# Decimal representations containing every possible sequence

I know that pi contains every finite number sequence, but i am not sure why. Since you can take any irrational number and change every $9$ to an $8$, then clearly not all irrational numbers are the same way, since the resulting number won't have any sequence with $9$ in it. Then what nunbers are this way, and how can you show that its true for pi (or any other number)?

• It isn't known that $\pi$ has this property. So far as I am aware, it is perfectly possible (albeit highly unlikely) that from some point on, $\pi$ only uses two digits. – lulu Jun 11 '18 at 11:46
• Besides from specially constructed numbers we do now know the normality of any number, in particualr for $e$, $\pi$ and every irrational algebraic number, the normality is an open problem. It is conjectured however that they are all normal in every base, but not for a single base this has been proven. – Peter Jun 11 '18 at 12:17
• It has been shown that every digit string of length $11$ occurs somewhere in $\pi$. I have even heard of a museum with a computer that shows the first occurence of some date with length $4$, for example $3112$. Apparently, $\pi$ is the irrational number that fascinates people more than every other irrational constant.

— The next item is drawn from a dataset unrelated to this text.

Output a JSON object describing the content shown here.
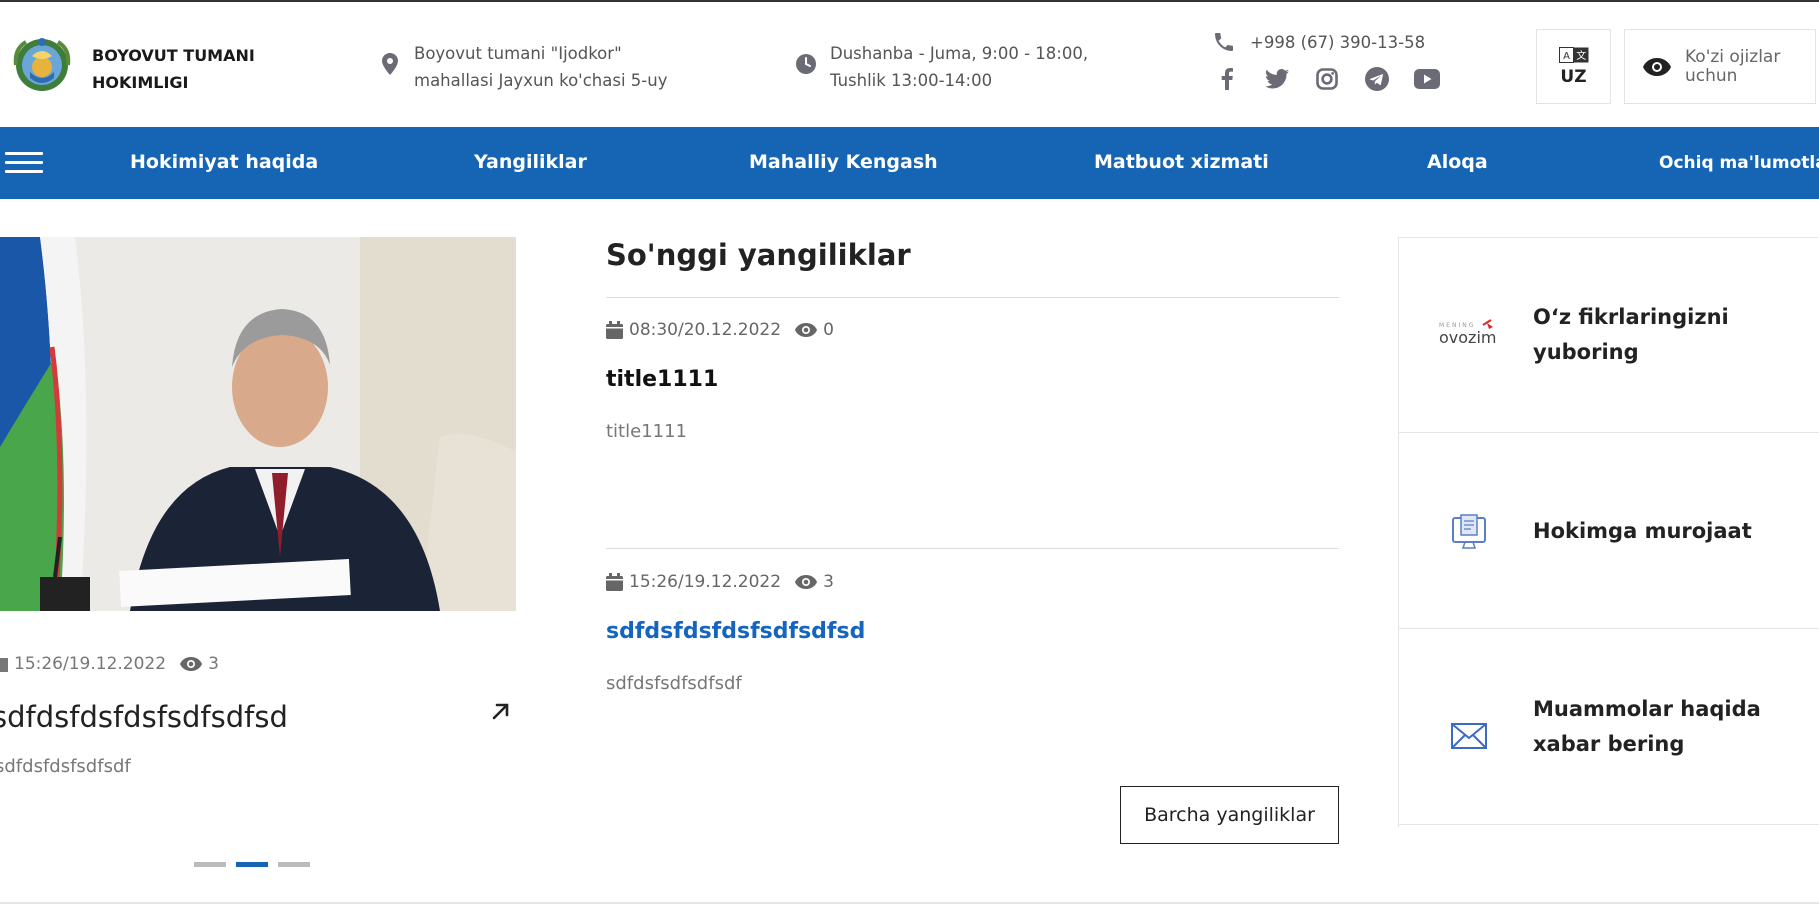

Memory contests are only made with $\pi$ , for example. – Peter Jun 11 '18 at 12:20

The numbers with that property are called normal numbers in base $10$. And nobody knows whether or not $\pi$ is normal in base $10$ (or in any other base). A number which is normal in base $10$ is$$0.12345678910111213\ldots$$